## Activity
Please repeat the listing exactly, with every line intact.
[Data]
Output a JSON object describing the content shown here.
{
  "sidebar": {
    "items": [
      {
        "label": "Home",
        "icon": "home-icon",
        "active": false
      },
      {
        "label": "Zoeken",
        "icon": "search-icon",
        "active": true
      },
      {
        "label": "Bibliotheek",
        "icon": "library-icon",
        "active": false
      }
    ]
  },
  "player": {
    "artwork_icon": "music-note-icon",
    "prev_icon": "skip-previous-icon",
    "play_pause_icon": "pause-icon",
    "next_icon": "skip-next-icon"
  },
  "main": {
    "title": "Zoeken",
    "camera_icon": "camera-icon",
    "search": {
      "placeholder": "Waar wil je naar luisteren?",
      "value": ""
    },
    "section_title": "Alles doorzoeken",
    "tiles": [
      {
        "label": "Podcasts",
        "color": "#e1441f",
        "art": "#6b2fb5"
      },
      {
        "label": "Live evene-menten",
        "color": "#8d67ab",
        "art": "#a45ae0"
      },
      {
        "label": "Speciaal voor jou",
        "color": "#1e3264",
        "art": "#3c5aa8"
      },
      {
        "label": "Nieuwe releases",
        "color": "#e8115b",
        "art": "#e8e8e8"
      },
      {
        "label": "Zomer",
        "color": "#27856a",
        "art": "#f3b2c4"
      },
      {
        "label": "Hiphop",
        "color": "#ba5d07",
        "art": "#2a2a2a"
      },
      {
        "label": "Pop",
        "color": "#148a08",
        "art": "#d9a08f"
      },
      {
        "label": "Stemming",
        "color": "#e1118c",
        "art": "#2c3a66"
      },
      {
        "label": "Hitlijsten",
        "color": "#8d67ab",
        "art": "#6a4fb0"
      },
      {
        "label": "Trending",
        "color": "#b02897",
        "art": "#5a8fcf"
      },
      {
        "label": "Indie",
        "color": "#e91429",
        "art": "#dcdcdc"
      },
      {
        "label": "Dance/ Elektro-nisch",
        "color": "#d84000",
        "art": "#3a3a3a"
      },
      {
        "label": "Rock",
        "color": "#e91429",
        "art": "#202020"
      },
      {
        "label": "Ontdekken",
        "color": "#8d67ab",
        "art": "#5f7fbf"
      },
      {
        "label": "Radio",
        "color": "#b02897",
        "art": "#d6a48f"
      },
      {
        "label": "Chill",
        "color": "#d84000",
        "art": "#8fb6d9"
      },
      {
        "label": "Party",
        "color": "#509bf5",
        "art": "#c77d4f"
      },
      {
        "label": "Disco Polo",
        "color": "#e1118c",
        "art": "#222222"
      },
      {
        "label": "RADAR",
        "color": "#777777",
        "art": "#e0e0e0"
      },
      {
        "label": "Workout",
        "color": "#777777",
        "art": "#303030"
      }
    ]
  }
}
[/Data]
## Solution to this problem
Output a JSON object describing the content shown here.
{
  "sidebar": {
    "items": [
      {
        "label": "Home",
        "icon": "home-icon",
        "active": false
      },
      {
        "label": "Zoeken",
        "icon": "search-icon",
        "active": true
      },
      {
        "label": "Bibliotheek",
        "icon": "library-icon",
        "active": false
      }
    ]
  },
  "player": {
    "artwork_icon": "music-note-icon",
    "prev_icon": "skip-previous-icon",
    "play_pause_icon": "pause-icon",
    "next_icon": "skip-next-icon"
  },
  "main": {
    "title": "Zoeken",
    "camera_icon": "camera-icon",
    "search": {
      "placeholder": "Waar wil je naar luisteren?",
      "value": ""
    },
    "section_title": "Alles doorzoeken",
    "tiles": [
      {
        "label": "Podcasts",
        "color": "#e1441f",
        "art": "#6b2fb5"
      },
      {
        "label": "Live evene-menten",
        "color": "#8d67ab",
        "art": "#a45ae0"
      },
      {
        "label": "Speciaal voor jou",
        "color": "#1e3264",
        "art": "#3c5aa8"
      },
      {
        "label": "Nieuwe releases",
        "color": "#e8115b",
        "art": "#e8e8e8"
      },
      {
        "label": "Zomer",
        "color": "#27856a",
        "art": "#f3b2c4"
      },
      {
        "label": "Hiphop",
        "color": "#ba5d07",
        "art": "#2a2a2a"
      },
      {
        "label": "Pop",
        "color": "#148a08",
        "art": "#d9a08f"
      },
      {
        "label": "Stemming",
        "color": "#e1118c",
        "art": "#2c3a66"
      },
      {
        "label": "Hitlijsten",
        "color": "#8d67ab",
        "art": "#6a4fb0"
      },
      {
        "label": "Trending",
        "color": "#b02897",
        "art": "#5a8fcf"
      },
      {
        "label": "Indie",
        "color": "#e91429",
        "art": "#dcdcdc"
      },
      {
        "label": "Dance/ Elektro-nisch",
        "color": "#d84000",
        "art": "#3a3a3a"
      },
      {
        "label": "Rock",
        "color": "#e91429",
        "art": "#202020"
      },
      {
        "label": "Ontdekken",
        "color": "#8d67ab",
        "art": "#5f7fbf"
      },
      {
        "label": "Radio",
        "color": "#b02897",
        "art": "#d6a48f"
      },
      {
        "label": "Chill",
        "color": "#d84000",
        "art": "#8fb6d9"
      },
      {
        "label": "Party",
        "color": "#509bf5",
        "art": "#c77d4f"
      },
      {
        "label": "Disco Polo",
        "color": "#e1118c",
        "art": "#222222"
      },
      {
        "label": "RADAR",
        "color": "#777777",
        "art": "#e0e0e0"
      },
      {
        "label": "Workout",
        "color": "#777777",
        "art": "#303030"
      }
    ]
  }
}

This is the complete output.